We believe 2019 will be a year of transitions. Slower global growth and the fading of financial liquidity will require a more balanced and diversified approach to investing as we enter the next phase of this long expansion.
Unlike the start of 2018, when economies around the globe were delivering synchronized growth, we expect the long global expansion to endure but transition to a slower pace.
The relative deceleration in growth is due in part to the fading of U.S. fiscal stimulus and the reduction of financial liquidity as other central banks join the Fed in tightening monetary policy. But with inflation expected to remain contained and our projection of interest rates moving only modestly higher, solid earnings growth should support equity markets.
Global growth slowing, but no sign of recession
We forecast real global gross domestic product (GDP) to slow from 3.7% in 2018 to 3.5% in 2019. In the U.S., growth will likely moderate, from the projected real GDP growth of 3.0% in 2018, to trend growth of near 2.0%. While the global expansion is set to slow and risks are emerging , we do not expect these headwinds to threaten the broader expansionary theme in 2019.
Central Banks continue monetary tightening
The sustainability of the long expansion will undoubtedly depend on the actions of central banks. While other central banks are likely to gradually withdraw easy monetary policy, the Fed’s recent shift in rate projections aligns with our expectations of a pause in 2019 with only two, or possibly fewer, rate hikes.
Yield curve flattens as rates drift higher
We expect 2019 to be similar to 2018: a flattening of the yield curve with the long end of the curve moving up less than the short end. We also expect a modest widening of credit spreads as growth slows.
Moderate equity returns
Corporate earnings growth for 2019 is expected to slow globally as tax benefits fade and companies manage higher input cost and wage pressures. While not as robust as 2018, we still expect S&P 500 companies to deliver a year-over-year earnings growth rate of 5-10%, which should translate into an operating earnings range of between $165 and $175. Earnings, rather than multiples, should support equities markets.
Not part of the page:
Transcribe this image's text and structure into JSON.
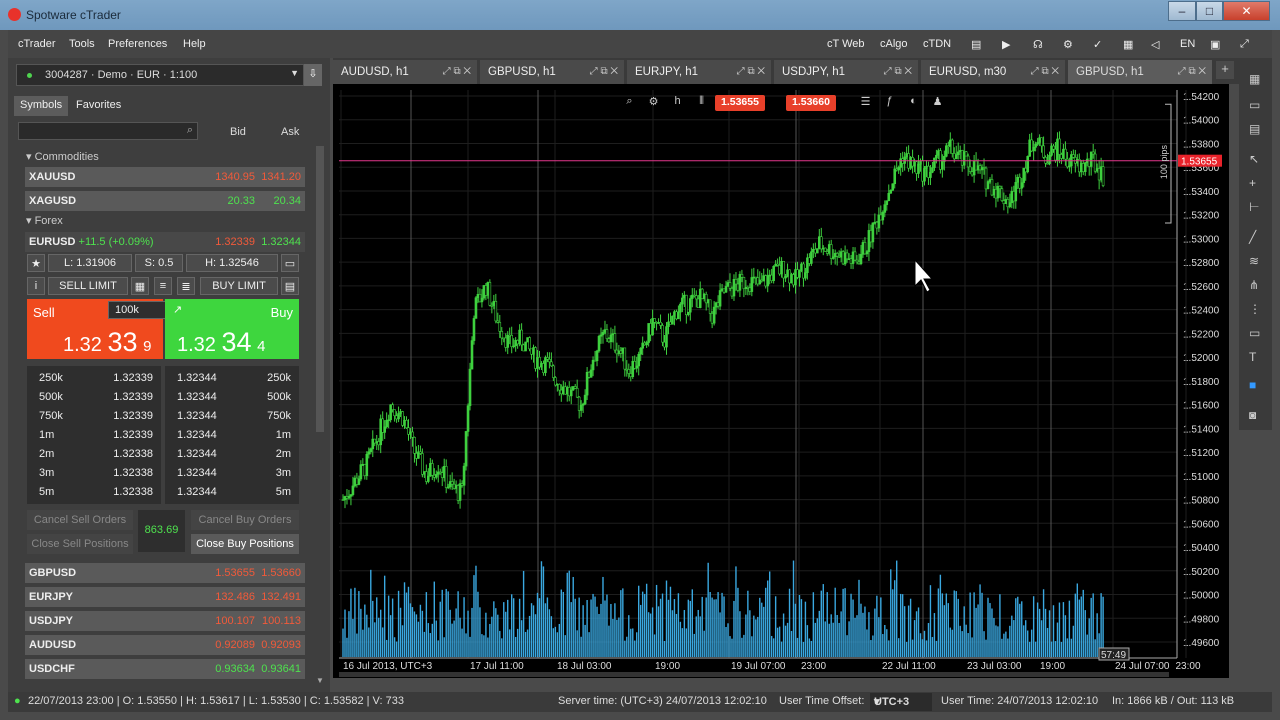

Persistent volatility amid trade, growth and political worries
The market volatility that appeared this year should continue, as uncertainty around monetary policy, trade, and potentially disruptive geopolitical events persists.
Diversification, discipline and flexibility critical : We're generally optimistic, but risks increasing
Overall, we are generally optimistic about the macroeconomic backdrop of slower growth, contained inflation and modestly higher interest rates, and see little sign of recession over the next 12-18 months. However, this mid-to-late cycle stage now calls for a more balanced approach to portfolio positioning that allows for flexibility given the increased risks.
Our slight overweight to diversifiers (investments that don't move in the same general direction as stocks or bonds) has provided a buffer to market volatility without the interest rate sensitivity of fixed income and should continue to play a role in portfolio diversification. Customized hedging solutions may also provide a complement to a well-diversified portfolio for investors who desire more downside protection.
Take a more balanced and flexible approach
While the later stage of market cycles require a more balanced and diversified approach to investing, they can still be modestly rewarding for investors willing to withstand the higher volatility that often accompanies them. Investors should ensure that their long-term investment plan aligns with their risk profile and goals.